    • c. 1590–1591 (date written), William Shakespeare, “The Two Gentlemen of Verona”, in Mr. William Shakespeares Comedies, Histories, & Tragedies [] (First Folio), London: [] Isaac Iaggard, and Ed[ward] Blount, published 1623, →OCLC, [Act II, scene vii]:
      A true devoted pilgrim is not weary / To measure kingdoms with his feeble steps.
    • 1859, Ferna Vale, Natalie; or, A Gem Among the Sea-Weeds:
      "And for a very sensible reason; there never was but one like her; or, that is, I have always thought so until to-day," replied the tar, glancing toward Natalie; "for my old eyes have seen pretty much everything they have got in this little world. Ha! I should like to see the inch of land or water that my foot hasn't measured."
  7. To adjust by a rule or standard.
    • 1651, Jer[emy] Taylor, The Rule and Exercises of Holy Living. [], 2nd edition, London: [] Francis Ashe [], →OCLC:
      To secure a contented spirit, you must measure your desires by your fortune and condition, not your fortunes by your desires
  8. (often with out or off) To allot or distribute by measure; to set off or apart by measure; often with.
  9. (transitive) To regulate or control (one's actions, speech, etc.), as if one were carefully measuring their length or quantity.
    • 1912, A. Everett George, The Montessori Method, Frederick A. Stokes Co., translation of original by Maria Montessori, page 110:
      To measure one’s own activity, to make it conform to these standards of clearness, brevity and truth, is practically a very difficult matter.
    • 1992, Edward Berenson, The Trial of Madame Caillaux, Univ of California Press, →ISBN, page 17:
      In its opening portrait of Madame Caillaux, the rightist and anti-Caillaux Illustration asked its readers to imagine not a wronged victim or a female ruled by emotion but a careful player who measured her every word.
    • 2009 May 26, Demetra Tzanaki, Women and Nationalism in the Making of Modern Greece: The Founding of the Kingdom to the Greco-Turkish War, Springer, →ISBN, page 119:
      He measured his actions with a critical eye and was an exemplary citizen and householder. He was, the author explained, a simple, good man, and like all simple, good men he had an ideal  []
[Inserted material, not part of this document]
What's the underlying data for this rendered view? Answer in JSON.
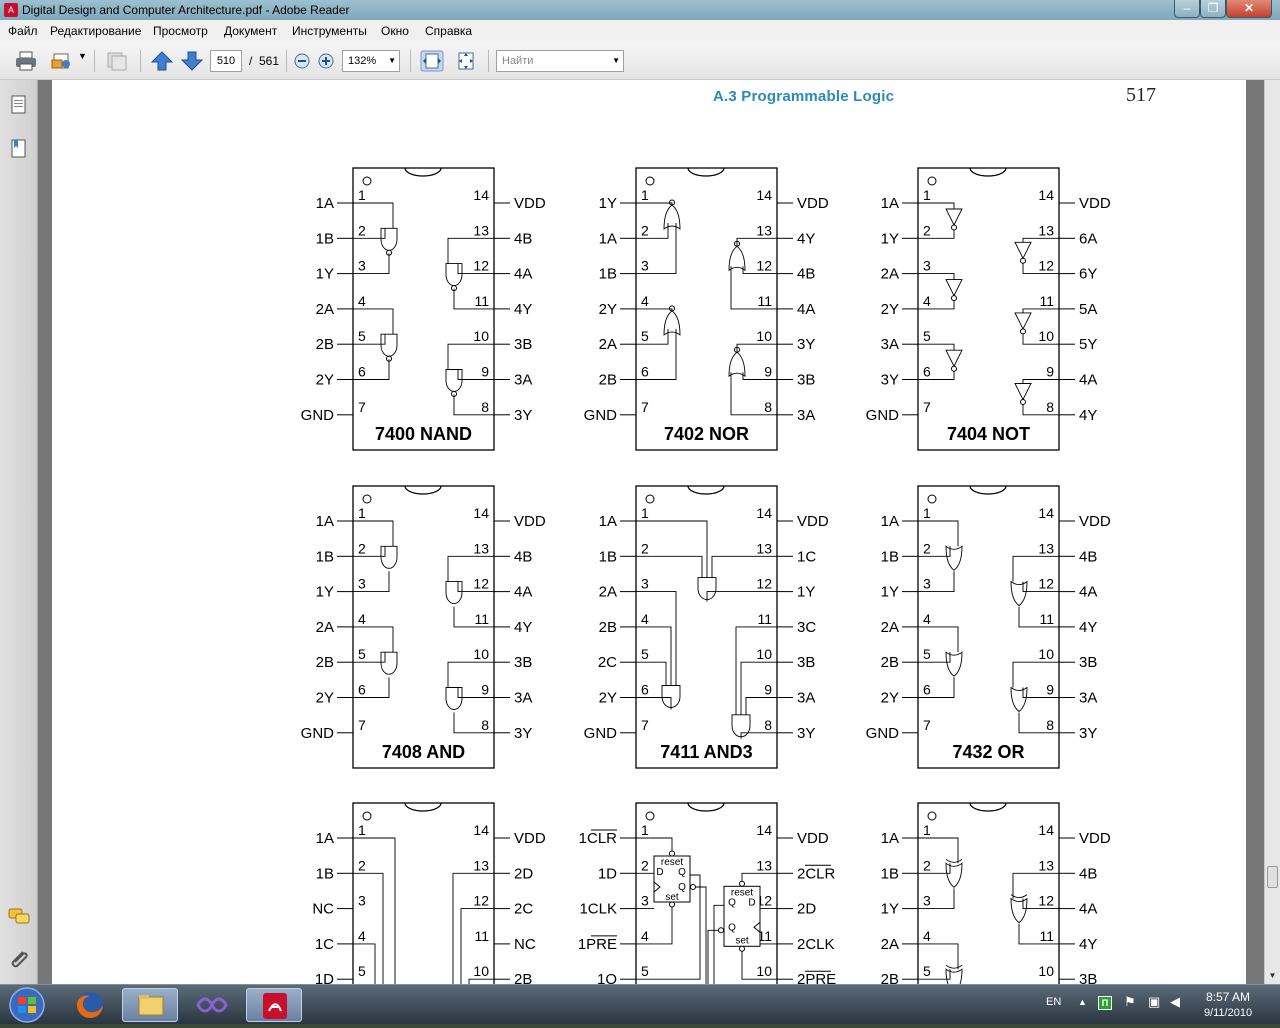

Derived terms edit

Terms derived from the verb measure

Translations edit

Further reading edit

Anagrams edit